“Bah! Humbug!” snarls Ebenezer Scrooge, responding to a request for Christmas charity for the poor. “Are there no prisons?… And the Union workhouses? Are they still in operation?”
First published in 1843, Charles Dickens’s A Christmas Carol still brings a tear to the eye, but underneath the moral transformation of the old skinflint, however, lurks the eternal drama of families at holiday time.
Dickens contrasted Scrooge’s bile with the love and warmth of Bob Cratchett, Scrooge’s employee, and his family celebrating joyfully despite the possibly fatal illness of young Tim, and the cheerfulness of his nephew, Fred, happily married and still reaching out to his uncle. Scrooge lucks out after visions of an inevitable dark future displayed by Christmas ghosts turn him into a happy, tradition-loving man.

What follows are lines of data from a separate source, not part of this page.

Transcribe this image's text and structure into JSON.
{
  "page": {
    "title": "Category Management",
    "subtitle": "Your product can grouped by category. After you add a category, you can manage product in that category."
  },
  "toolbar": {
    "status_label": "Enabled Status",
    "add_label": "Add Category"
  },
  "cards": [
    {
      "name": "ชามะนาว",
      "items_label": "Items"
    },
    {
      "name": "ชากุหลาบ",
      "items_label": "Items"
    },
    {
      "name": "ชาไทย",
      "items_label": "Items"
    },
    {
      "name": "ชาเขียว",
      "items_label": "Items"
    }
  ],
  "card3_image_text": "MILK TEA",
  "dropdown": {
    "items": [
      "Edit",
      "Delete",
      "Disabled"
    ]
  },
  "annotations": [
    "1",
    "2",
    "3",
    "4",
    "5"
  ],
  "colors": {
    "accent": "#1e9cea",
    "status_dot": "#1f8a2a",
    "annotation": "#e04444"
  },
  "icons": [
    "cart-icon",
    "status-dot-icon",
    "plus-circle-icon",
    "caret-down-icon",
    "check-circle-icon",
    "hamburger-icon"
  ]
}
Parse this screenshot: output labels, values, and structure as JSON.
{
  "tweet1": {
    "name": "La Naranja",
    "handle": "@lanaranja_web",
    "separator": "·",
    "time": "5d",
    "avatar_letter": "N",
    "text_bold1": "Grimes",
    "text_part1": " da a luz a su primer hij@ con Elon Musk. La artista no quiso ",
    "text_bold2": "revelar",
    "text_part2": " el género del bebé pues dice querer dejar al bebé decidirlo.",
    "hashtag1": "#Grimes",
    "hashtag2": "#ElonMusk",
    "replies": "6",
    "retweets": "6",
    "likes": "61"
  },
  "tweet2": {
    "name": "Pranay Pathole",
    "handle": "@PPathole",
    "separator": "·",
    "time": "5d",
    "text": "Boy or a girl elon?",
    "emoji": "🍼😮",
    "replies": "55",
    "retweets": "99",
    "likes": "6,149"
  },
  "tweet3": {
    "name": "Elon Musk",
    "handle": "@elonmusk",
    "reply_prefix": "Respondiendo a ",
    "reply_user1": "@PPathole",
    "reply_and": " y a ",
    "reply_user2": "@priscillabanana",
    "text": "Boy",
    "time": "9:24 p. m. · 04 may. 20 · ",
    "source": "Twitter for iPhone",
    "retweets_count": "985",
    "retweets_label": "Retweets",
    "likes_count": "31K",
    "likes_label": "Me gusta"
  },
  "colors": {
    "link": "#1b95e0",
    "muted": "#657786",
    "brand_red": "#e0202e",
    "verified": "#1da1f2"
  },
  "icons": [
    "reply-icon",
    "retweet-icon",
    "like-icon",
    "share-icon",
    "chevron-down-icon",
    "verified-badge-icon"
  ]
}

In addition to the Guthrie’s latest production of Carol, there was also the production down the hall of James Goldman’s The Lion in Winter. On the McGuire Proscenium stage it was also Christmas: Chinon, France, 1183. Not one Scrooge there, but an entire family of royal dysfunctionals to delight and appall. Father, Henry II, and Mother, Eleanor of Aquitaine, let out of her dungeon hold for the holidays, cozy up with their three squabbling monarch-wannabe sons and Alais Capet, 23, mistress of the 50-year-old Henry. What could go wrong? The play is not a historical drama but Goodman’s fictionalized look into 12th-century domestic turmoil, a Who’s Afraid of Virginia Woolf? on the parapets — and equally compelling.
The Guthrie’s co-staging of the two provided the viewer food for thought about his or her own home relationships, and just what it is that makes families stick together, even if one member is kept imprisoned.
Scrooge pranced jubilantly into the light, while Henry and Eleanor (in Goodman’s version) moved their chess pieces right to the end; check and no mate. As Eleanor was about to be shipped back to England, Henry spoke: “We’re in the cellar and you’re going back to prison and my life is wasted and we’ve lost each other and you’re smiling.” Eleanor, never at a loss for words, replied, “It’s the way I register despair. There’s everything in life but hope.”
Now that you’ve survived the holidays, remember in this new year: Hold your family close and watch your back.